In remarks delivered at his investiture as the first holder of the Alan V. Lowenstein Chair in Corporate and Business Law at Rutgers School of Law–Newark, Douglas S. Eakeley declared: “No one believed in the promise of law – or the responsibilities that come with it – more than Alan Lowenstein. For him the law and social justice were inextricable.”
|Professor Eakeley is shown before the ceremony with Alan Lowenstein’s two sons, John (center) and Roger.|
Alan Lowenstein was the founder of Lowenstein Sandler LLP, one of the state’s most prominent law firms, and a major figure in New Jersey’s legal and non-profit communities. He was an expert in banking and business law whose leadership contributions included serving as principal drafter of the Banking Act of 1948 and chair of the New Jersey Corporation Law Revision Commission. From its inception in 1983 until his retirement in 2001, The Best Lawyers in America listed Lowenstein as one of New Jersey’s top corporate law attorneys.
Alan Lowenstein also was a dedicated civic and social activist and philanthropist. He was a leader in the City of Newark charter reform movement, which resulted in the direct election of a mayor and city council; helped guide the development of Liberty State Park; and was president of the New Jersey Symphony Orchestra during its transformation into a major institution. In addition to the Rutgers chair, with his wife, Amy, he endowed the New Jersey Institute for Social Justice and the Professorship in Democracy, Democratization and Human Rights at the University of Michigan

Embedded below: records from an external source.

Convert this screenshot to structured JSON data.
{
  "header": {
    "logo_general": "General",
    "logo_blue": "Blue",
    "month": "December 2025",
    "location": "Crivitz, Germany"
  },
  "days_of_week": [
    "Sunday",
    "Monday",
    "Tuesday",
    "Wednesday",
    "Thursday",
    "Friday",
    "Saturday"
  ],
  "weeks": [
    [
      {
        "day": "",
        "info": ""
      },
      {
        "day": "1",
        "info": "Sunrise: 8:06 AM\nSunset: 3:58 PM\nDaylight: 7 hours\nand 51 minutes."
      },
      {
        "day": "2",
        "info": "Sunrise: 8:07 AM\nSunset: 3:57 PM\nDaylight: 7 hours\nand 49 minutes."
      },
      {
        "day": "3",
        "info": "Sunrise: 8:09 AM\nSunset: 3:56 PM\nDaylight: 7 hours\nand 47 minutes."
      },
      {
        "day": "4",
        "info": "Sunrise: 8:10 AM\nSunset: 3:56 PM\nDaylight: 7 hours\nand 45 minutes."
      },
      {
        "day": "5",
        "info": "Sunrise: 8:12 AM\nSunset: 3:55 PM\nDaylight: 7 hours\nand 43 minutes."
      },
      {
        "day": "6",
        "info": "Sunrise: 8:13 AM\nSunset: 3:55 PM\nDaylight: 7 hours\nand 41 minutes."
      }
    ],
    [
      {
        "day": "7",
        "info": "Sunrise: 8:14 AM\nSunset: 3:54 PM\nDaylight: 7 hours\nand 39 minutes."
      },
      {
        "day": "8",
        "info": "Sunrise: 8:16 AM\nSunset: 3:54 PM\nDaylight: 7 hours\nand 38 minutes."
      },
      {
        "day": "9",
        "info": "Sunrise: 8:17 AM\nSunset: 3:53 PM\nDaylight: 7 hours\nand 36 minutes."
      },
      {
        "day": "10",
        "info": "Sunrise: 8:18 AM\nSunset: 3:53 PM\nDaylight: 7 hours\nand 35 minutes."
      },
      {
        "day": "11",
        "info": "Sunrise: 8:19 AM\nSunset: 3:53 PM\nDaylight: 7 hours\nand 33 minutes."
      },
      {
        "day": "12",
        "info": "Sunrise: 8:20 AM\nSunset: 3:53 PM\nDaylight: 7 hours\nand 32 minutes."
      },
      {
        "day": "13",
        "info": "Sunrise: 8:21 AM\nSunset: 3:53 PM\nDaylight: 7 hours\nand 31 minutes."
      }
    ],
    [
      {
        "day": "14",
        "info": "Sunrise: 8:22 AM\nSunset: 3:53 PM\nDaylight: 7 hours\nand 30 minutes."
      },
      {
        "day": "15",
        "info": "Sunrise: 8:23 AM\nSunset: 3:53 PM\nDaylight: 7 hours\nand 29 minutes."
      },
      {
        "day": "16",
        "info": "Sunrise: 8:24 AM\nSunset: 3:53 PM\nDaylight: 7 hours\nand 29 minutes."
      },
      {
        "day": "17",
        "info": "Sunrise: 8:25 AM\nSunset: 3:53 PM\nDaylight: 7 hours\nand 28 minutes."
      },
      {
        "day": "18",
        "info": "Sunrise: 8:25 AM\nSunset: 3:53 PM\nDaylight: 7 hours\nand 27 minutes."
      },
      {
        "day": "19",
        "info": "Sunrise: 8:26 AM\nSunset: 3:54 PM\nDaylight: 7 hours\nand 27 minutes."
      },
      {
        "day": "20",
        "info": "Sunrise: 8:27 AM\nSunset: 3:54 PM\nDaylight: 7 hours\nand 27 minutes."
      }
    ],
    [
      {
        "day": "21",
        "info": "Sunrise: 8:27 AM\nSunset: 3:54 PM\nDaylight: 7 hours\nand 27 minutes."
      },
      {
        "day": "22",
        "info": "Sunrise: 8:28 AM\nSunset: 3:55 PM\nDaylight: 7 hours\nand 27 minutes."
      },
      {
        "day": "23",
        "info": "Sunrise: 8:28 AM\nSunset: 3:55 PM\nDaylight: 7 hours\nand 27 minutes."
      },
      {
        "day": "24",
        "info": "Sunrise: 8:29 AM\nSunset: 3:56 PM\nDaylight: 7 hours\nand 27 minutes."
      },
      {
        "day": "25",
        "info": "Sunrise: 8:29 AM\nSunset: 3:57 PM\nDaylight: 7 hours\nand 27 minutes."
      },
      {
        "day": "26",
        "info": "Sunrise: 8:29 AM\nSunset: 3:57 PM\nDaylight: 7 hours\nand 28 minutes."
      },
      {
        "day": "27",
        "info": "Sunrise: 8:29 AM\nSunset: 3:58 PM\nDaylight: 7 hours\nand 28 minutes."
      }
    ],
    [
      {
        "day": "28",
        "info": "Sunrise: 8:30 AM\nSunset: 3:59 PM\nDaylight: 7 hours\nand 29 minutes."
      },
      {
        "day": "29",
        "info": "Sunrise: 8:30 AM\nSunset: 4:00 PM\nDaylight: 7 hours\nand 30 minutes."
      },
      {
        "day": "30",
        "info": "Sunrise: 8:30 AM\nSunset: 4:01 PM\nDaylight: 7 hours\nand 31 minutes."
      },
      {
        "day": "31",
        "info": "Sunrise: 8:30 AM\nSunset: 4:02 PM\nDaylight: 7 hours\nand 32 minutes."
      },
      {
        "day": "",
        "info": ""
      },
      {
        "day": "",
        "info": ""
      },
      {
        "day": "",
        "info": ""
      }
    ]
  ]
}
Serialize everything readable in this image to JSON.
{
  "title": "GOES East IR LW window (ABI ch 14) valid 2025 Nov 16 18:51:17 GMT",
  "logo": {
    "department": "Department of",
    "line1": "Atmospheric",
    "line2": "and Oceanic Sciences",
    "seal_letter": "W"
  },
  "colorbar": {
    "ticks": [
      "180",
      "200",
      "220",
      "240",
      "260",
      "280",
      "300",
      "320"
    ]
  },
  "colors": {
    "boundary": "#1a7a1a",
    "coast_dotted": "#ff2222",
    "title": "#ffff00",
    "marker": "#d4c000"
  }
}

Speaking of his late father, Roger A. Lowenstein recalled his devotion to Newark and corporate lawyer’s appreciation for the fact that the city is “an inch away from Wall Street and the vortex of corporate law.” His father’s intent was that the chair be held by a leading business law practitioner and that it provide Rutgers Law School with an opportunity to expand its program on laws and regulations governing corporations and the commercial bar.
“There is nobody,” Roger Lowenstein concluded, “that I could possibly think of who would make my father happier to see in the Alan Lowenstein Chair than Doug Eakeley. He will make this chair everything that my father had hoped for and more.”
The investiture took place on Friday, May 10, at the law school with more than 125 of Eakeley’s family, friends, university dignitaries, Rutgers Law and Lowenstein Sandler colleagues, and law students in attendance. Speaking at the ceremony, Rutgers University President Robert L. Barchi said: “Today we engage in an important Rutgers tradition, as our community honors an accomplished colleague by awarding him an endowed chair. With deep gratitude, we also pay tribute to the distinguished figure for whom the endowed chair has been named. It is an occasion for celebrating the generosity of the donor family and the brilliance of the recipient – and together, the gift they give to Rutgers.”
For any number of reasons the choice of Eakeley as the first occupant of the Lowenstein Chair was an inspired one. A partner at Lowenstein since 1996, he has been recognized by The Best Lawyers in America (2008-2013) as a “bet-the-company” litigator for his work in “make or break” litigation. Furthermore, he is as respected for his contributions to increasing legal services for the poor as he is for his trial and appellate successes in a variety of complex commercial litigation.
Appointed by President Clinton to the board of directors of the Legal Services Corporation in 1993, Eakeley chaired the organization until April 2003. He currently is vice chair of the New Jersey Institute for Social Justice, trustee of Legal Services of New Jersey, and member of the Legal Services Corporation Pro Bono Task Force.
Professor Eakeley has received numerous awards for his pro bono work and contributions to the legal community, including the American Jewish Committee’s Judge Learned Hand Award, Thurgood Marshall College Fund Award of Excellence, John Minor Wisdom Public Service and Professionalism Award from the Litigation Section of the American Bar Association, National Housing Institute’s Outstanding Service Award, Reynoso-Abascal Don Quixote Award from California Rural Legal Assistance, League of Women Voters of New Jersey Making Democracy Work Award, and the first Legal Services of New Jersey/New Jersey State Bar Association’s Pro Bono Publico Award (renamed the Debevoise-Eakeley Award).
Neither Alan Lowenstein nor Doug Eakeley attended Rutgers Law School, said Dean John J. Farmer, Jr., “but both embody the values that we at Rutgers Law School present to the world: excellence in legal practice and commitment to make the world a better place.” In introducing Eakeley, Farmer, on leave to serve as Rutgers senior vice president and general counsel, described the Lowenstein Chair as “recognition for Doug that is long overdue.”
Click here for complete text of Professor Eakeley’s remarks at the Lowenstein Chair investiture.